Section 65 of the Act lists 23 separate “prohibited areas” where concealed firearms may not be carried on or into, including, for example, any school, any courthouse, any building under the control of a unit of local government (i.e., village hall, park district recreation center, library), any prison or jail and any hospital. With regard to condominium and homeowners associations, it is important to note that Section 65 (a-10) specifically provides that:
(a-10) The owner of private real property of any type may prohibit the carrying of concealed firearms on the property under his or her control. The owner must post a sign in accordance with subsection (d) of this Section indicating that firearms are prohibited on the property, unless the property is a private residence.
(b) Notwithstanding subsections (a), (a-5), and (a-10) of this Section except under paragraph (22) or (23) of subsection (a), any licensee prohibited from carrying a concealed firearm into the parking area of a prohibited location specified in subsection (a), (a-5) or (a-10) of this Section shall be permitted to carry a concealed firearm on or about his or her person within a vehicle into the parking area and may store a firearm or ammunition concealed in a case within a locked vehicle or locked container out of plain view within the vehicle in the parking area. A licensee may carry a concealed firearm in the immediate area surrounding his or her vehicle within a prohibited parking lot area only for the limited purpose of storing or retrieving a firearm within the vehicle’s trunk, provided the licensee ensures the concealed firearm is unloaded prior to exiting the vehicle. For purposes of this subsection, “case” includes a glove compartment or console that completely encloses the concealed firearm or ammunition, the trunk of the vehicle, or a firearm carrying box, shipping box, or other container.
(c) A licensee shall not be in violation of this Section while he or she is traveling along a public right of way that touches or crosses any of the premises under subsection (a), (a-5), or (a-10) of this Section if the concealed firearm is carried on his or her person in accordance with the provisions of this Act or is being transported in a vehicle by the licensee in accordance with all other applicable provisions of law.

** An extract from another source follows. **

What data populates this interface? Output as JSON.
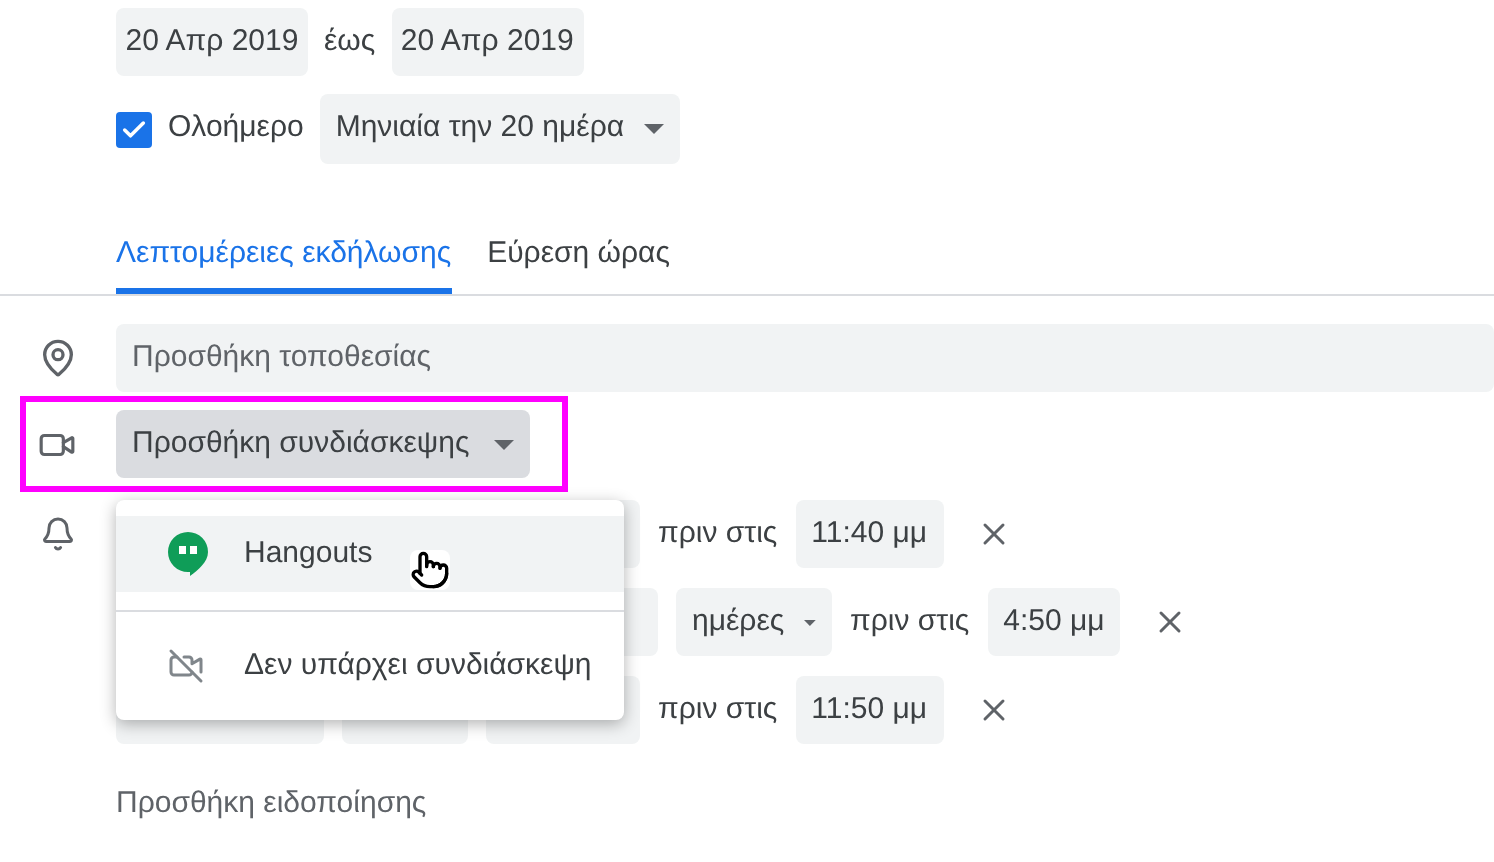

(d) Signs stating that the carrying of firearms is prohibited shall be clearly and conspicuously posted at the entrance of a building, premises, or real property specified in this Section as a prohibited area, unless the building or premises is a private residence. Signs shall be of a uniform design as established by the Department and shall be 4 inches by 6 inches in size. The Department shall adopt rules for standardized signs to be used under this subsection. (Source: P.A. 98-63, eff. 7-9-13.)

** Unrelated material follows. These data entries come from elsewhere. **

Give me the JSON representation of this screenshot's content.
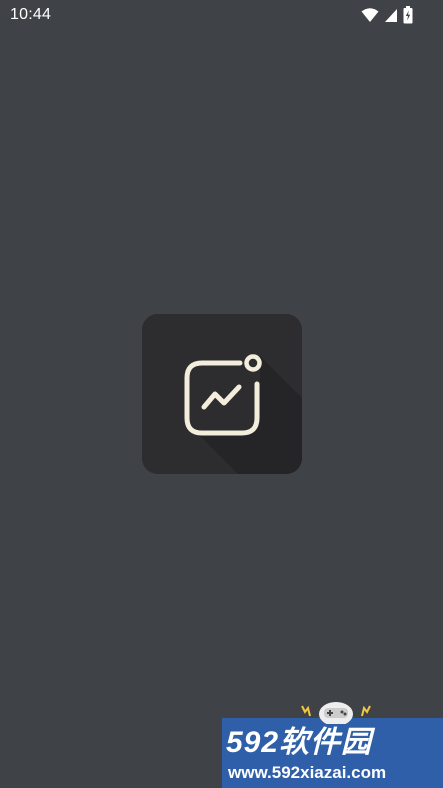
{
  "status_bar": {
    "time": "10:44",
    "icons": [
      "wifi-icon",
      "cell-signal-icon",
      "battery-charging-icon"
    ]
  },
  "splash": {
    "app_icon": "chart-image-icon",
    "icon_bg": "#2d2d2f",
    "icon_stroke": "#f3eddc"
  },
  "watermark": {
    "brand": "592软件园",
    "url": "www.592xiazai.com",
    "bg": "#2f5fa8"
  },
  "colors": {
    "background": "#3f4246"
  }
}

The Act states that “the owners of private real property of any type may prohibit the carrying of concealed firearms on the property under his or her control.” While it appears that the owner of private real property, in this case the board of directors/managers, could prohibit the carrying of concealed firearms on the condominium/homeowners association property, it would be difficult to enforce such a rule. Moreover, the courts have not yet opined on such a rule. The legality of prohibiting the carrying of concealed weapons on association property appears questionable, especially where Section (b) above allows the carrying of a concealed firearm in the parking area.